[What this task involves]
Among the entries that follow, how many lines contain the string "Choose"? Write the number alone.

[Provided material]
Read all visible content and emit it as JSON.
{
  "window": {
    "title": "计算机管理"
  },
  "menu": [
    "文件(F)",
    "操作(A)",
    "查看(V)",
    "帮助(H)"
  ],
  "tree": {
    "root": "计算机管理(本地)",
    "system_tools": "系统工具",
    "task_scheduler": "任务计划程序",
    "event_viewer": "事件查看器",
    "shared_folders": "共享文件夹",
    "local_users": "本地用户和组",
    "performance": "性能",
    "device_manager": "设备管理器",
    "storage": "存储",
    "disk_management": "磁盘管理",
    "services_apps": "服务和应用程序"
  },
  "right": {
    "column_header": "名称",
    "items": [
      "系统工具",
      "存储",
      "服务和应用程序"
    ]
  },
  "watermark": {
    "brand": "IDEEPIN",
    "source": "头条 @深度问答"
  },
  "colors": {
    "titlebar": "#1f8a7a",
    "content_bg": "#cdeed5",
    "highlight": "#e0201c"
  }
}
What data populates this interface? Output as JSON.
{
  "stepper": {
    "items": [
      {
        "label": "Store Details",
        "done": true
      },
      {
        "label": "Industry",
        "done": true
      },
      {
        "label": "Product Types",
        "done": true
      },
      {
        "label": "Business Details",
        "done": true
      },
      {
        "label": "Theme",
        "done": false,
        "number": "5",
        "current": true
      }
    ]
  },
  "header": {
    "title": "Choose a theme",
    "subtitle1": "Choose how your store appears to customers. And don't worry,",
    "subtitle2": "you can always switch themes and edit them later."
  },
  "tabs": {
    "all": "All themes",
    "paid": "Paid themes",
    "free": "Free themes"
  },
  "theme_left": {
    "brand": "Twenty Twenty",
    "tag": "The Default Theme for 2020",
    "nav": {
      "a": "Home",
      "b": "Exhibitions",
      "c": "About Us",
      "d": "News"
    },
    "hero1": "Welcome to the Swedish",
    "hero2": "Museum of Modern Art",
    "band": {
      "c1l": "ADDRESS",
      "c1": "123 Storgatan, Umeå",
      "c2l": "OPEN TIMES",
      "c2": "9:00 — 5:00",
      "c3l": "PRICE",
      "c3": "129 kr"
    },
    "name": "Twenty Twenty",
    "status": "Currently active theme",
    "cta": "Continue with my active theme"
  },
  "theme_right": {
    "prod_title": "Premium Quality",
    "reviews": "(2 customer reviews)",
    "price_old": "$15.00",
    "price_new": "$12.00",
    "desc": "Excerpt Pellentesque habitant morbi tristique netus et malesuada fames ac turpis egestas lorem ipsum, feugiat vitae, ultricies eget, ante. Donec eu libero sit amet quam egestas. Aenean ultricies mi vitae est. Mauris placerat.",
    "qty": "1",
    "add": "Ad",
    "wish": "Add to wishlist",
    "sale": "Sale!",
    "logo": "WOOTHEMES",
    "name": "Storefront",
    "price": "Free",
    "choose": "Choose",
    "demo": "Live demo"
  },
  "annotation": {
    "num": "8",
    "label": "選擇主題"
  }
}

[Answer section]
3